## Instructions for the task
Report how many lines in the records that follow have the word "icon" in them, giving the number and nothing more.

[Information]

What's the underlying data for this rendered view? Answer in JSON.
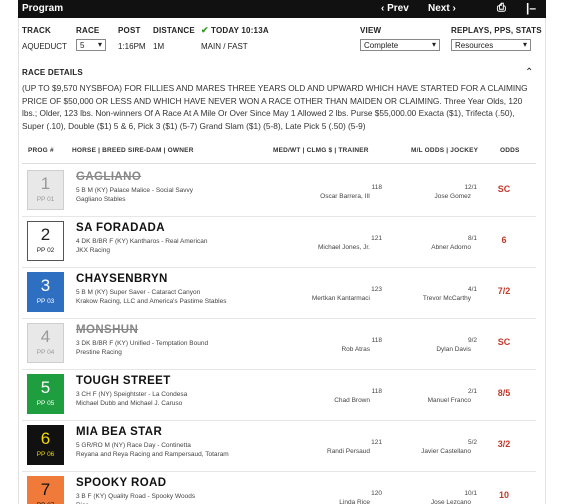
{
  "toolbar": {
    "title": "Program",
    "prev_label": "‹ Prev",
    "next_label": "Next ›",
    "print_icon": "print-icon",
    "minimize_icon": "minus-icon"
  },
  "race_info": {
    "track_label": "TRACK",
    "track_value": "AQUEDUCT",
    "race_label": "RACE",
    "race_value": "5",
    "post_label": "POST",
    "post_value": "1:16PM",
    "distance_label": "DISTANCE",
    "distance_value": "1M",
    "today_label": "TODAY 10:13A",
    "surface_value": "MAIN / FAST",
    "view_label": "VIEW",
    "view_value": "Complete",
    "replays_label": "REPLAYS, PPS, STATS",
    "replays_value": "Resources"
  },
  "race_details": {
    "heading": "RACE DETAILS",
    "text": "(UP TO $9,570 NYSBFOA) FOR FILLIES AND MARES THREE YEARS OLD AND UPWARD WHICH HAVE STARTED FOR A CLAIMING PRICE OF $50,000 OR LESS AND WHICH HAVE NEVER WON A RACE OTHER THAN MAIDEN OR CLAIMING. Three Year Olds, 120 lbs.; Older, 123 lbs. Non-winners Of A Race At A Mile Or Over Since May 1 Allowed 2 lbs. Purse $55,000.00 Exacta ($1), Trifecta (.50), Super (.10), Double ($1) 5 & 6, Pick 3 ($1) (5-7) Grand Slam ($1) (5-8), Late Pick 5 (.50) (5-9)"
  },
  "columns": {
    "prog": "PROG #",
    "horse": "HORSE | BREED SIRE-DAM | OWNER",
    "med": "MED/WT | CLMG $ | TRAINER",
    "ml": "M/L ODDS | JOCKEY",
    "odds": "ODDS"
  },
  "entries": [
    {
      "num": "1",
      "pp": "PP 01",
      "name": "GAGLIANO",
      "breed": "5 B M (KY) Palace Malice - Social Savvy",
      "owner": "Gagliano Stables",
      "wt": "118",
      "trainer": "Oscar Barrera, III",
      "ml": "12/1",
      "jockey": "Jose Gomez",
      "odds": "SC",
      "scratched": true,
      "bg": "#e8e8e8",
      "fg": "#999999",
      "border": "#cfcfcf"
    },
    {
      "num": "2",
      "pp": "PP 02",
      "name": "SA FORADADA",
      "breed": "4 DK B/BR F (KY) Kantharos - Real American",
      "owner": "JKX Racing",
      "wt": "121",
      "trainer": "Michael Jones, Jr.",
      "ml": "8/1",
      "jockey": "Abner Adorno",
      "odds": "6",
      "scratched": false,
      "bg": "#ffffff",
      "fg": "#222222",
      "border": "#555555"
    },
    {
      "num": "3",
      "pp": "PP 03",
      "name": "CHAYSENBRYN",
      "breed": "5 B M (KY) Super Saver - Cataract Canyon",
      "owner": "Krakow Racing, LLC and America's Pastime Stables",
      "wt": "123",
      "trainer": "Mertkan Kantarmaci",
      "ml": "4/1",
      "jockey": "Trevor McCarthy",
      "odds": "7/2",
      "scratched": false,
      "bg": "#2f6fc2",
      "fg": "#ffffff",
      "border": "#2f6fc2"
    },
    {
      "num": "4",
      "pp": "PP 04",
      "name": "MONSHUN",
      "breed": "3 DK B/BR F (KY) Unified - Temptation Bound",
      "owner": "Prestine Racing",
      "wt": "118",
      "trainer": "Rob Atras",
      "ml": "9/2",
      "jockey": "Dylan Davis",
      "odds": "SC",
      "scratched": true,
      "bg": "#e8e8e8",
      "fg": "#999999",
      "border": "#cfcfcf"
    },
    {
      "num": "5",
      "pp": "PP 05",
      "name": "TOUGH STREET",
      "breed": "3 CH F (NY) Speightster - La Condesa",
      "owner": "Michael Dubb and Michael J. Caruso",
      "wt": "118",
      "trainer": "Chad Brown",
      "ml": "2/1",
      "jockey": "Manuel Franco",
      "odds": "8/5",
      "scratched": false,
      "bg": "#1e9e3e",
      "fg": "#ffffff",
      "border": "#1e9e3e"
    },
    {
      "num": "6",
      "pp": "PP 06",
      "name": "MIA BEA STAR",
      "breed": "5 GR/RO M (NY) Race Day - Continetta",
      "owner": "Reyana and Reya Racing and Rampersaud, Totaram",
      "wt": "121",
      "trainer": "Randi Persaud",
      "ml": "5/2",
      "jockey": "Javier Castellano",
      "odds": "3/2",
      "scratched": false,
      "bg": "#111111",
      "fg": "#f5d90a",
      "border": "#111111"
    },
    {
      "num": "7",
      "pp": "PP 07",
      "name": "SPOOKY ROAD",
      "breed": "3 B F (KY) Quality Road - Spooky Woods",
      "owner": "Rice",
      "wt": "120",
      "trainer": "Linda Rice",
      "ml": "10/1",
      "jockey": "Jose Lezcano",
      "odds": "10",
      "scratched": false,
      "bg": "#f07a3a",
      "fg": "#111111",
      "border": "#f07a3a"
    }
  ]
}
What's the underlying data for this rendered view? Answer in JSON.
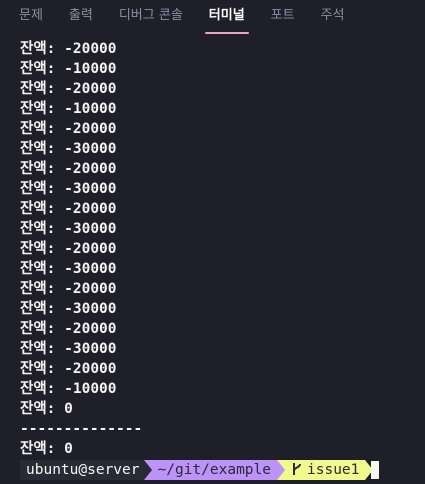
{
  "tabs": [
    {
      "label": "문제",
      "active": false
    },
    {
      "label": "출력",
      "active": false
    },
    {
      "label": "디버그 콘솔",
      "active": false
    },
    {
      "label": "터미널",
      "active": true
    },
    {
      "label": "포트",
      "active": false
    },
    {
      "label": "주석",
      "active": false
    }
  ],
  "terminal": {
    "lines": [
      "잔액: -20000",
      "잔액: -10000",
      "잔액: -20000",
      "잔액: -10000",
      "잔액: -20000",
      "잔액: -30000",
      "잔액: -20000",
      "잔액: -30000",
      "잔액: -20000",
      "잔액: -30000",
      "잔액: -20000",
      "잔액: -30000",
      "잔액: -20000",
      "잔액: -30000",
      "잔액: -20000",
      "잔액: -30000",
      "잔액: -20000",
      "잔액: -10000",
      "잔액: 0",
      "--------------",
      "잔액: 0"
    ]
  },
  "prompt": {
    "user_host": "ubuntu@server",
    "path": "~/git/example",
    "branch": "issue1",
    "branch_icon": "git-branch-icon"
  },
  "colors": {
    "background": "#1e1f29",
    "active_tab_underline": "#e8a2c4",
    "path_segment": "#bd93f9",
    "git_segment": "#f1fa8c"
  }
}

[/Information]

## Solution
3